▸ **Your instructions**
In the records below, find each line containing the word "icon" and copy it.

##### Material for this task #####

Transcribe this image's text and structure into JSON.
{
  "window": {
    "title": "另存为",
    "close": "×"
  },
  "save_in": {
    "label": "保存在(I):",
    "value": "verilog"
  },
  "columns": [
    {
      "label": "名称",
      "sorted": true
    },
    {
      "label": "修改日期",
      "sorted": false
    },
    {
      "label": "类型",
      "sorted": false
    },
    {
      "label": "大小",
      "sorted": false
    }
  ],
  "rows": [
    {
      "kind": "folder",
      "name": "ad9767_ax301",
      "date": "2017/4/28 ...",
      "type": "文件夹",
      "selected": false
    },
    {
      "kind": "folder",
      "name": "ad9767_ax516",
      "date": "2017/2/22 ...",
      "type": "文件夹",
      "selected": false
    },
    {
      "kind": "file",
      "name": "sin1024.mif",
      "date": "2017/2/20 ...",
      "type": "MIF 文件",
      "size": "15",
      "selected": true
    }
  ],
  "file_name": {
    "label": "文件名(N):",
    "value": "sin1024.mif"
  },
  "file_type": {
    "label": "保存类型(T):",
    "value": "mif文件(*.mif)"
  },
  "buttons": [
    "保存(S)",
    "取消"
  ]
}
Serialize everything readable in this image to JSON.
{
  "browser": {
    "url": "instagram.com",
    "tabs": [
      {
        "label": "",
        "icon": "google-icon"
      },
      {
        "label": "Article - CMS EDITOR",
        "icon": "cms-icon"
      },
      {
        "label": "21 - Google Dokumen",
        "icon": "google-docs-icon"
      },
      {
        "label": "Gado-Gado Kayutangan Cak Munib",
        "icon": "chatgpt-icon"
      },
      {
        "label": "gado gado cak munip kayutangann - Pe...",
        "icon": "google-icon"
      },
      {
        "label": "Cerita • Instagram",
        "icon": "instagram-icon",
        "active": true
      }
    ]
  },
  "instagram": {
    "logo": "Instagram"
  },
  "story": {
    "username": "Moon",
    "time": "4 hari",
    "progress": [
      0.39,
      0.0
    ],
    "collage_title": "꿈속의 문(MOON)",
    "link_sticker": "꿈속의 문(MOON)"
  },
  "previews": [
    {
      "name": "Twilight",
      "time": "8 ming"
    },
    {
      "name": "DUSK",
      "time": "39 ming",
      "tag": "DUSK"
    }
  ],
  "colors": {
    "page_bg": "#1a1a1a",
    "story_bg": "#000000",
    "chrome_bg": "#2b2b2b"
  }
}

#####

▸ **Output of the task**
        "icon": "google-icon"
        "icon": "cms-icon"
        "icon": "google-docs-icon"
        "icon": "chatgpt-icon"
        "icon": "google-icon"
        "icon": "instagram-icon",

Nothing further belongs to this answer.